▶ **STORED DATA**

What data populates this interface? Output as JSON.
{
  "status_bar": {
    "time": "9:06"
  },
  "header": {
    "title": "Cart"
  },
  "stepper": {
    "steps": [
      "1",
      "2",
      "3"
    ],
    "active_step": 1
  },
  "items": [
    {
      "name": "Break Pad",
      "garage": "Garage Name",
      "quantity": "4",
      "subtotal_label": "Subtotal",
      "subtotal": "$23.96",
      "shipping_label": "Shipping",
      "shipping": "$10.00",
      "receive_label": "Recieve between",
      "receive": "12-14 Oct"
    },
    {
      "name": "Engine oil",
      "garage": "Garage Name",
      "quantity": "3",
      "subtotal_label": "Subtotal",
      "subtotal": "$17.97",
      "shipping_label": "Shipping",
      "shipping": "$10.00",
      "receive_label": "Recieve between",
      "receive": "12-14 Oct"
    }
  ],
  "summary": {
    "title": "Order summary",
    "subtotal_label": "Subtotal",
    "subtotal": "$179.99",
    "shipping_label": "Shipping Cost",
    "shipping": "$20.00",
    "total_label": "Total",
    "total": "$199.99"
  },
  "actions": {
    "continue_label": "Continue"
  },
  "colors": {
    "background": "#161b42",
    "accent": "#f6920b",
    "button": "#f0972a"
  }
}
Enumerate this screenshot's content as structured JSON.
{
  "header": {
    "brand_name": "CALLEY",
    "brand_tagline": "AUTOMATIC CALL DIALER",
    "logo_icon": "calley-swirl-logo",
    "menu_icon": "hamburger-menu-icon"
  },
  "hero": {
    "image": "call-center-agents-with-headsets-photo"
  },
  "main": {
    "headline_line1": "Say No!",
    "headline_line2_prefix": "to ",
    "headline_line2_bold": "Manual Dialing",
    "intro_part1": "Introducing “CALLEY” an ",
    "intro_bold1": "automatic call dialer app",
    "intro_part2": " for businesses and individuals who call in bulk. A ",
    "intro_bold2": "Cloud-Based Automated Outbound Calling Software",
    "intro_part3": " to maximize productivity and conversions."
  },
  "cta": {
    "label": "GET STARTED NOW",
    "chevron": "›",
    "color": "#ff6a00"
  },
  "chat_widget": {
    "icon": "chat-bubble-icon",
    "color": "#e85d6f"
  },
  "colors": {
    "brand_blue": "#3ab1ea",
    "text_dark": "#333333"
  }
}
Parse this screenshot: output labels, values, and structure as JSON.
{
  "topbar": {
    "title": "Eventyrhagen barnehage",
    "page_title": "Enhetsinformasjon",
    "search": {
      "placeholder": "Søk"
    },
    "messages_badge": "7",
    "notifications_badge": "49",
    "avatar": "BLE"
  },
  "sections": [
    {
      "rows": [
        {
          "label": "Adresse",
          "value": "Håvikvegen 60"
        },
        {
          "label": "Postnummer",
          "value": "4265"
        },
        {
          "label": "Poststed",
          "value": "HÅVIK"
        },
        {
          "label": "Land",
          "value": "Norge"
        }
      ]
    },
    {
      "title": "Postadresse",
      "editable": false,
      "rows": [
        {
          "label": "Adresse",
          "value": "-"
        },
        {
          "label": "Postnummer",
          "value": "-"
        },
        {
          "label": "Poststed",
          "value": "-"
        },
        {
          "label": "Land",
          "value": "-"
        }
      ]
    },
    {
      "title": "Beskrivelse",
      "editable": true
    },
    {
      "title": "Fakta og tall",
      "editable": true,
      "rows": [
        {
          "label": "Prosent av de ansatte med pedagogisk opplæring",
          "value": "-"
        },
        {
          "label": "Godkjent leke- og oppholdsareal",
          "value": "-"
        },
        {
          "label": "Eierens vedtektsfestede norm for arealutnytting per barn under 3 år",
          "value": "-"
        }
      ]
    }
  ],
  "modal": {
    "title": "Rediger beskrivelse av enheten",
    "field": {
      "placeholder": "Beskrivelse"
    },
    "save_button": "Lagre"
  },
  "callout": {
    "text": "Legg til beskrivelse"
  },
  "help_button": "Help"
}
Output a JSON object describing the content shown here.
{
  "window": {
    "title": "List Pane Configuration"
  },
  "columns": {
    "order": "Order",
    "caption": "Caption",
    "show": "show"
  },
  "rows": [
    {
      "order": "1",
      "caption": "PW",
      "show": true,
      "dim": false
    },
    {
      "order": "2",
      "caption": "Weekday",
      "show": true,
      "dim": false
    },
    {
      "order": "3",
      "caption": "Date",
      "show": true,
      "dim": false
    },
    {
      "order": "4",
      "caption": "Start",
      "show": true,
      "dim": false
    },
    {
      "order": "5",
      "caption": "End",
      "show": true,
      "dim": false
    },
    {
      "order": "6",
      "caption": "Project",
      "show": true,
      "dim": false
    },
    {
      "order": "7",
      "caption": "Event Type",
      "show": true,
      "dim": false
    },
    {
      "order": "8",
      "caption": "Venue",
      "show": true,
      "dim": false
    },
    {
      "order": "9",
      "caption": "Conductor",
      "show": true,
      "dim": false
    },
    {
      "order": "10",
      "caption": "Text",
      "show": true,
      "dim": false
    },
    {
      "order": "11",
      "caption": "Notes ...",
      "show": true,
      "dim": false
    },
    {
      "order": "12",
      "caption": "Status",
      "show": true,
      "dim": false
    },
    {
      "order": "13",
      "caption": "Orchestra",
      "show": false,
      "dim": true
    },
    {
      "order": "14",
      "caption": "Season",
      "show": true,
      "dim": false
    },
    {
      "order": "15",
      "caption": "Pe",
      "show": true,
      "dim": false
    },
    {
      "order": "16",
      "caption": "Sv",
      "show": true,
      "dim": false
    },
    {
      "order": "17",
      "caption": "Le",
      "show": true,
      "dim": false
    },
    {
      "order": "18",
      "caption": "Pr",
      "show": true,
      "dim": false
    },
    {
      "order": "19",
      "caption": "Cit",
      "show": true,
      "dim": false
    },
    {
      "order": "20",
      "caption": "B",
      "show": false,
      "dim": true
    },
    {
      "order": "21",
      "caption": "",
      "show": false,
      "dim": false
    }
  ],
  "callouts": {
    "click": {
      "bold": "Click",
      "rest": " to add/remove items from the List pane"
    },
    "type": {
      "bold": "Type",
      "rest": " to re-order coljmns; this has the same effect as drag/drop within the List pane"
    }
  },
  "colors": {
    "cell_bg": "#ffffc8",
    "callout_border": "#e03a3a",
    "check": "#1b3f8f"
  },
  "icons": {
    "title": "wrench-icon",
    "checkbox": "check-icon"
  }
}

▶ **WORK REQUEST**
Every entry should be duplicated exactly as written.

▶ **PROBLEM SOLUTION**
What data populates this interface? Output as JSON.
{
  "status_bar": {
    "time": "9:06"
  },
  "header": {
    "title": "Cart"
  },
  "stepper": {
    "steps": [
      "1",
      "2",
      "3"
    ],
    "active_step": 1
  },
  "items": [
    {
      "name": "Break Pad",
      "garage": "Garage Name",
      "quantity": "4",
      "subtotal_label": "Subtotal",
      "subtotal": "$23.96",
      "shipping_label": "Shipping",
      "shipping": "$10.00",
      "receive_label": "Recieve between",
      "receive": "12-14 Oct"
    },
    {
      "name": "Engine oil",
      "garage": "Garage Name",
      "quantity": "3",
      "subtotal_label": "Subtotal",
      "subtotal": "$17.97",
      "shipping_label": "Shipping",
      "shipping": "$10.00",
      "receive_label": "Recieve between",
      "receive": "12-14 Oct"
    }
  ],
  "summary": {
    "title": "Order summary",
    "subtotal_label": "Subtotal",
    "subtotal": "$179.99",
    "shipping_label": "Shipping Cost",
    "shipping": "$20.00",
    "total_label": "Total",
    "total": "$199.99"
  },
  "actions": {
    "continue_label": "Continue"
  },
  "colors": {
    "background": "#161b42",
    "accent": "#f6920b",
    "button": "#f0972a"
  }
}
Enumerate this screenshot's content as structured JSON.
{
  "header": {
    "brand_name": "CALLEY",
    "brand_tagline": "AUTOMATIC CALL DIALER",
    "logo_icon": "calley-swirl-logo",
    "menu_icon": "hamburger-menu-icon"
  },
  "hero": {
    "image": "call-center-agents-with-headsets-photo"
  },
  "main": {
    "headline_line1": "Say No!",
    "headline_line2_prefix": "to ",
    "headline_line2_bold": "Manual Dialing",
    "intro_part1": "Introducing “CALLEY” an ",
    "intro_bold1": "automatic call dialer app",
    "intro_part2": " for businesses and individuals who call in bulk. A ",
    "intro_bold2": "Cloud-Based Automated Outbound Calling Software",
    "intro_part3": " to maximize productivity and conversions."
  },
  "cta": {
    "label": "GET STARTED NOW",
    "chevron": "›",
    "color": "#ff6a00"
  },
  "chat_widget": {
    "icon": "chat-bubble-icon",
    "color": "#e85d6f"
  },
  "colors": {
    "brand_blue": "#3ab1ea",
    "text_dark": "#333333"
  }
}
Parse this screenshot: output labels, values, and structure as JSON.
{
  "topbar": {
    "title": "Eventyrhagen barnehage",
    "page_title": "Enhetsinformasjon",
    "search": {
      "placeholder": "Søk"
    },
    "messages_badge": "7",
    "notifications_badge": "49",
    "avatar": "BLE"
  },
  "sections": [
    {
      "rows": [
        {
          "label": "Adresse",
          "value": "Håvikvegen 60"
        },
        {
          "label": "Postnummer",
          "value": "4265"
        },
        {
          "label": "Poststed",
          "value": "HÅVIK"
        },
        {
          "label": "Land",
          "value": "Norge"
        }
      ]
    },
    {
      "title": "Postadresse",
      "editable": false,
      "rows": [
        {
          "label": "Adresse",
          "value": "-"
        },
        {
          "label": "Postnummer",
          "value": "-"
        },
        {
          "label": "Poststed",
          "value": "-"
        },
        {
          "label": "Land",
          "value": "-"
        }
      ]
    },
    {
      "title": "Beskrivelse",
      "editable": true
    },
    {
      "title": "Fakta og tall",
      "editable": true,
      "rows": [
        {
          "label": "Prosent av de ansatte med pedagogisk opplæring",
          "value": "-"
        },
        {
          "label": "Godkjent leke- og oppholdsareal",
          "value": "-"
        },
        {
          "label": "Eierens vedtektsfestede norm for arealutnytting per barn under 3 år",
          "value": "-"
        }
      ]
    }
  ],
  "modal": {
    "title": "Rediger beskrivelse av enheten",
    "field": {
      "placeholder": "Beskrivelse"
    },
    "save_button": "Lagre"
  },
  "callout": {
    "text": "Legg til beskrivelse"
  },
  "help_button": "Help"
}
Output a JSON object describing the content shown here.
{
  "window": {
    "title": "List Pane Configuration"
  },
  "columns": {
    "order": "Order",
    "caption": "Caption",
    "show": "show"
  },
  "rows": [
    {
      "order": "1",
      "caption": "PW",
      "show": true,
      "dim": false
    },
    {
      "order": "2",
      "caption": "Weekday",
      "show": true,
      "dim": false
    },
    {
      "order": "3",
      "caption": "Date",
      "show": true,
      "dim": false
    },
    {
      "order": "4",
      "caption": "Start",
      "show": true,
      "dim": false
    },
    {
      "order": "5",
      "caption": "End",
      "show": true,
      "dim": false
    },
    {
      "order": "6",
      "caption": "Project",
      "show": true,
      "dim": false
    },
    {
      "order": "7",
      "caption": "Event Type",
      "show": true,
      "dim": false
    },
    {
      "order": "8",
      "caption": "Venue",
      "show": true,
      "dim": false
    },
    {
      "order": "9",
      "caption": "Conductor",
      "show": true,
      "dim": false
    },
    {
      "order": "10",
      "caption": "Text",
      "show": true,
      "dim": false
    },
    {
      "order": "11",
      "caption": "Notes ...",
      "show": true,
      "dim": false
    },
    {
      "order": "12",
      "caption": "Status",
      "show": true,
      "dim": false
    },
    {
      "order": "13",
      "caption": "Orchestra",
      "show": false,
      "dim": true
    },
    {
      "order": "14",
      "caption": "Season",
      "show": true,
      "dim": false
    },
    {
      "order": "15",
      "caption": "Pe",
      "show": true,
      "dim": false
    },
    {
      "order": "16",
      "caption": "Sv",
      "show": true,
      "dim": false
    },
    {
      "order": "17",
      "caption": "Le",
      "show": true,
      "dim": false
    },
    {
      "order": "18",
      "caption": "Pr",
      "show": true,
      "dim": false
    },
    {
      "order": "19",
      "caption": "Cit",
      "show": true,
      "dim": false
    },
    {
      "order": "20",
      "caption": "B",
      "show": false,
      "dim": true
    },
    {
      "order": "21",
      "caption": "",
      "show": false,
      "dim": false
    }
  ],
  "callouts": {
    "click": {
      "bold": "Click",
      "rest": " to add/remove items from the List pane"
    },
    "type": {
      "bold": "Type",
      "rest": " to re-order coljmns; this has the same effect as drag/drop within the List pane"
    }
  },
  "colors": {
    "cell_bg": "#ffffc8",
    "callout_border": "#e03a3a",
    "check": "#1b3f8f"
  },
  "icons": {
    "title": "wrench-icon",
    "checkbox": "check-icon"
  }
}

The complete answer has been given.